When everything else fails, it’s comforting to know that the family will always be there to lift your spirits and keep you chuckling. And by the family we mean the Dunphys, Pritchetts and Tuckers, obviously. Modern Family portrays the hues of familial bonds with an honesty that most family shows would gloss over. Eight seasons in, the show’s characters like Gloria and Phil Dunphy have taken on legendary proportions in their fans’ minds as they navigate their relationships with relentless bumbling humour. If you’re tired of irritating one-liners or shows that try too hard, a Modern Family marathon is in order. This multiple-Emmy-winning sitcom is worth revisiting, especially since the brand new season 9 premiers on 28th September 2017.
Headlined by James Franco and Maggi Gyllenhaal, The Deuce is not just about the dazzle of the 1970s, with the hippest New York crowd dancing to disco in gloriously flamboyant outfits. What it IS about is the city’s nooks and crannies that contain its underbelly thriving on a drug epidemic. The series portrays the harsh reality of New York city in the 70s following the legalisation of the porn industry intertwined with the turbulence caused by mob violence. You’ll be hooked if you are a fan of The Wire and American Hustle, but keep in mind it’s grimmer and grittier. The Deuce offers a turbulent ride which will leave you wanting more.

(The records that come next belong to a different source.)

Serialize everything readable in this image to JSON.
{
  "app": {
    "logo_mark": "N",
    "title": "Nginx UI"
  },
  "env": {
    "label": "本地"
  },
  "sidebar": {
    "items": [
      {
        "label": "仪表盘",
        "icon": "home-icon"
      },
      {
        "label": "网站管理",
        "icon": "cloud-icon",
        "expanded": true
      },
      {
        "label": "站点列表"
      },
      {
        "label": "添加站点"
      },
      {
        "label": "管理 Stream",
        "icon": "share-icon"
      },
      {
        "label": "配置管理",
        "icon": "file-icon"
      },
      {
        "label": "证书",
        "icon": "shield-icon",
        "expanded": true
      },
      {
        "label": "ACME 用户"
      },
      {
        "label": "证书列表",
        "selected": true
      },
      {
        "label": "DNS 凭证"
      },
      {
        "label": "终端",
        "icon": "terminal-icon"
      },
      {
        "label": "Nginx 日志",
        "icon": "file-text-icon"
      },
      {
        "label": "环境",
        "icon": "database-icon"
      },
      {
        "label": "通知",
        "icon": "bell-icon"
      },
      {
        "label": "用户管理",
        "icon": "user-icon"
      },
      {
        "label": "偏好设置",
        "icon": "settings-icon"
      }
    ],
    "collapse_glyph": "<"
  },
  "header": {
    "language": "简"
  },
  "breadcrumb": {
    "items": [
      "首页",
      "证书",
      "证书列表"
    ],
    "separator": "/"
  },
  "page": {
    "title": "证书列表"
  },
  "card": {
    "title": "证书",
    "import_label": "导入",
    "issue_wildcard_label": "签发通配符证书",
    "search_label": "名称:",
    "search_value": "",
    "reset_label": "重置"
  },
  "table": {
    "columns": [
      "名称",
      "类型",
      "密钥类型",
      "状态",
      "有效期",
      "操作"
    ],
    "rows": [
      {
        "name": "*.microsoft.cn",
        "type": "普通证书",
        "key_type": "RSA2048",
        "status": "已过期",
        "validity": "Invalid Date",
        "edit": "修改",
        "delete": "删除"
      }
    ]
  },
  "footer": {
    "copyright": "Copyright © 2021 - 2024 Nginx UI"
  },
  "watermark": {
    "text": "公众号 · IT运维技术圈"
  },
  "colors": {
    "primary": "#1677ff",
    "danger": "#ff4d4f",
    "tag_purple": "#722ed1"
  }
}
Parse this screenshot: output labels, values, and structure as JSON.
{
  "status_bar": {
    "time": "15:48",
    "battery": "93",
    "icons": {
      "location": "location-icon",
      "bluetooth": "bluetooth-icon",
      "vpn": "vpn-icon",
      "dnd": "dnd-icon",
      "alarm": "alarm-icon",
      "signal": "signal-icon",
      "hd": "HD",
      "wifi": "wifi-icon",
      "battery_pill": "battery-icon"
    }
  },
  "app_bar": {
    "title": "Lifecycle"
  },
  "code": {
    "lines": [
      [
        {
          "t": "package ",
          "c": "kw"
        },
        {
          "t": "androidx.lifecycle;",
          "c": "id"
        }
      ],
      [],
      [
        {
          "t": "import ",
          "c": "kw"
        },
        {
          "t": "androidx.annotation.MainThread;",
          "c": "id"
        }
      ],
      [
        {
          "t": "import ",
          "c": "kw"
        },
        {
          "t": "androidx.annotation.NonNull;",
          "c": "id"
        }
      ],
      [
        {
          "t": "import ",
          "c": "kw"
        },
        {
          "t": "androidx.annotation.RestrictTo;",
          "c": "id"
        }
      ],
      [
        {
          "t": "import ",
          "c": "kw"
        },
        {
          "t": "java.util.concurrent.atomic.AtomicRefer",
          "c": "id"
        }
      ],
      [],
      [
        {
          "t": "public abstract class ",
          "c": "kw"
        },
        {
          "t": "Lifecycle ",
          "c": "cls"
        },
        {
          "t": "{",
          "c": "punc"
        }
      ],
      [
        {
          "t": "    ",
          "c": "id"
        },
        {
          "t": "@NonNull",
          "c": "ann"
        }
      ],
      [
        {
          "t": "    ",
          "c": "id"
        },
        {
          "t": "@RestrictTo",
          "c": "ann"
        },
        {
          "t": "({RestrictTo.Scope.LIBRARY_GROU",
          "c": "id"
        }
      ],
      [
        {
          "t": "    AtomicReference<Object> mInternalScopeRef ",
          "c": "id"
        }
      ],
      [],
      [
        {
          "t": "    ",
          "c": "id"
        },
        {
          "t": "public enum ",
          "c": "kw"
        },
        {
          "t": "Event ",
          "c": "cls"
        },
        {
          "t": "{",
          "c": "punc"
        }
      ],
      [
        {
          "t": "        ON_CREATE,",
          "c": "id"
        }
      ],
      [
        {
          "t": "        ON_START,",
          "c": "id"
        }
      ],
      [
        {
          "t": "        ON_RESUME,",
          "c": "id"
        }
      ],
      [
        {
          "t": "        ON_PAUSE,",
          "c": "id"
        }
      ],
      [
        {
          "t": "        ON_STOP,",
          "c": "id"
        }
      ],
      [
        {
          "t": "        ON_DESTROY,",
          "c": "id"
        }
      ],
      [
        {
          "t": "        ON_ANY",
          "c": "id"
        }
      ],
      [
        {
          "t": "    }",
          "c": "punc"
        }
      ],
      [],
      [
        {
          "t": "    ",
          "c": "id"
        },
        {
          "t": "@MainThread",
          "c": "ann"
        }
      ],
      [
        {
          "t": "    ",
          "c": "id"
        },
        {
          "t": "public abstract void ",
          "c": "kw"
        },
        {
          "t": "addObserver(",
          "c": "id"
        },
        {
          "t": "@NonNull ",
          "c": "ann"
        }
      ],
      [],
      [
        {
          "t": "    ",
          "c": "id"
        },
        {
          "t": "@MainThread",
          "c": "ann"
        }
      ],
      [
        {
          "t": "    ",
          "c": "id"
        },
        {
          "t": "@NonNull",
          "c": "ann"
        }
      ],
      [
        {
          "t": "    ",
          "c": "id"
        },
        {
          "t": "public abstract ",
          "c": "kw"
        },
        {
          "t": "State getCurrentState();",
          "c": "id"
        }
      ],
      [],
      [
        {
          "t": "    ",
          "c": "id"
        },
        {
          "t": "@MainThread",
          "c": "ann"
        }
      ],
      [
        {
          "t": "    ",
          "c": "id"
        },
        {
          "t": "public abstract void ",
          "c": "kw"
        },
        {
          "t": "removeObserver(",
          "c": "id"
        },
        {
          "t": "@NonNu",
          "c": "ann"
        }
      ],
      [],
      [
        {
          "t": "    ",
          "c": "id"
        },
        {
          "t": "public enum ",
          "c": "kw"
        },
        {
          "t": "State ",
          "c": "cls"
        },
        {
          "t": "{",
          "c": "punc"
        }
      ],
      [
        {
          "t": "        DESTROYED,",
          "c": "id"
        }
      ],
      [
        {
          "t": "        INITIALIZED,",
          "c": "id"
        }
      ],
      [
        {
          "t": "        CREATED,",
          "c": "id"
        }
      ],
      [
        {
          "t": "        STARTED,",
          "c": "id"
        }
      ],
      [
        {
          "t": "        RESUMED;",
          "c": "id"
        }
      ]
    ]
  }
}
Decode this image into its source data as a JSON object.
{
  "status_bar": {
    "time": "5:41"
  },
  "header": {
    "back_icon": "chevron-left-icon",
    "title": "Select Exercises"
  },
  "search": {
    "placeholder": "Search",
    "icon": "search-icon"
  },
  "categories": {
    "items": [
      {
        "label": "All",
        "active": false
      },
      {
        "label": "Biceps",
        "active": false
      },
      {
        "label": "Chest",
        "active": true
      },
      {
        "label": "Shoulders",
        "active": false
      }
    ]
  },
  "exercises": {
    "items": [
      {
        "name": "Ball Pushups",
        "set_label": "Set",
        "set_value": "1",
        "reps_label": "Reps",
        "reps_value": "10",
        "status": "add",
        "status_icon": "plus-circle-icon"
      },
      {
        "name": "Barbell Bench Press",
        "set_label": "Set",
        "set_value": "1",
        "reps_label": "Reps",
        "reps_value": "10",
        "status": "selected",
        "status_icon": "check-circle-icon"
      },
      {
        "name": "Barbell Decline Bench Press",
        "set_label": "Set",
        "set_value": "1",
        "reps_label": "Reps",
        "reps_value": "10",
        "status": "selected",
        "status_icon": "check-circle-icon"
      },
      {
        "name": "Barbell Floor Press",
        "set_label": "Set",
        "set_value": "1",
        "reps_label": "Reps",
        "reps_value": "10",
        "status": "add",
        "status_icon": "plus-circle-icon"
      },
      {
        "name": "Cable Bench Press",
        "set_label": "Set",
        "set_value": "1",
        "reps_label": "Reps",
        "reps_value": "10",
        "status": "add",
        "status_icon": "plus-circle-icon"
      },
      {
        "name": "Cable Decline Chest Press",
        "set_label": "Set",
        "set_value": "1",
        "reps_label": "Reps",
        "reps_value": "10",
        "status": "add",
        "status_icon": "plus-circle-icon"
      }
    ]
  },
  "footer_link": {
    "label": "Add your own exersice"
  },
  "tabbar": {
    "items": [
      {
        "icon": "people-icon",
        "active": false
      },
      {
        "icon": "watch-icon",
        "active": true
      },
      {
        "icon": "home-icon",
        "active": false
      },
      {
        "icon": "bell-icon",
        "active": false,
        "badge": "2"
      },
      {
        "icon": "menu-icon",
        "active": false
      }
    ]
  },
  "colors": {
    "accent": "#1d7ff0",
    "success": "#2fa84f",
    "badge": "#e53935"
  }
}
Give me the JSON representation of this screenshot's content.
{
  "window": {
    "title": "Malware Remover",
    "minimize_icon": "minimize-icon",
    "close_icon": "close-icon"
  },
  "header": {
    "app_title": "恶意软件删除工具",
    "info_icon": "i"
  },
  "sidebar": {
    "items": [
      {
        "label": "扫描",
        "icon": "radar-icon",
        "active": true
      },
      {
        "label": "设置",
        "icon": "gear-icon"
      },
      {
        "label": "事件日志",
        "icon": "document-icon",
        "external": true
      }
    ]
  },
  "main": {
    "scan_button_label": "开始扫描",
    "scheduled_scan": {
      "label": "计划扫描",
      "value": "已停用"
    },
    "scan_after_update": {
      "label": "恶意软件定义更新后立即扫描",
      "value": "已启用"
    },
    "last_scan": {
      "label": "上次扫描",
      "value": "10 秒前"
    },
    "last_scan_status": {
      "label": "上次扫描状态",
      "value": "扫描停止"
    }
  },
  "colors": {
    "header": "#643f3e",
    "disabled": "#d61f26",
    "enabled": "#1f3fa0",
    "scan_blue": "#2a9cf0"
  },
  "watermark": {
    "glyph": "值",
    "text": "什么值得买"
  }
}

In case you’re feeling vengeful, you can always get the spite out of your system vicariously by watching Dexter, our favourite serial killer. This vigilante killer doesn’t hide behind a mask or a costume, but sneaks around like a criminal, targeting the bad guys that have slipped through the justice system. From its premier in 2006 to its series finale in 2013, the Emmy-nominated Michael C Hall, as Dexter, has kept fans in awe of the scientific precision in which he conducts his kills. For those who haven’t seen the show, the opening credits give an accurate glimpse of how captivating the next 45 minutes will be. If it’s been a while since you watched in awe as the opening credits rolled, maybe you should revisit the world’s most loved psychopath for nostalgia’s sake.
Available starting October
If you’re still craving an epic drama with extensive settings and a grandiose plot and sub-plots, Rome, co-produced by HBO and BBC, is where your search stops. Rome is a historical drama that takes you through an overwhelming journey of Ancient Rome’s transition from a republic to an empire. And when it comes to tastes, this series provides the similar full-bodied flavour that you’ve grown to love about Game of Thrones. There’s a lot to take away for those who grew up quoting Julius Caesar, and for those looking for a realistic depiction of the legendary gladiators. If you’re a history buff, give this Emmy-winning show a try.
For your next obsession, Hotstar Premium has you covered with its wide collection of the most watched shows in the world. Apart from the ones we’ve recommended, Indian viewers can now easily watch other universally loved shows such as Silicon Valley and Prison Break, and movies including all titles from the Marvel and Disney universe. So take control of your life again post the Game of Thrones gloom and sign up for the Hotstar Premium membership here.
This article was produced by the Scroll marketing team on behalf of Hotstar and not by the Scroll editorial team.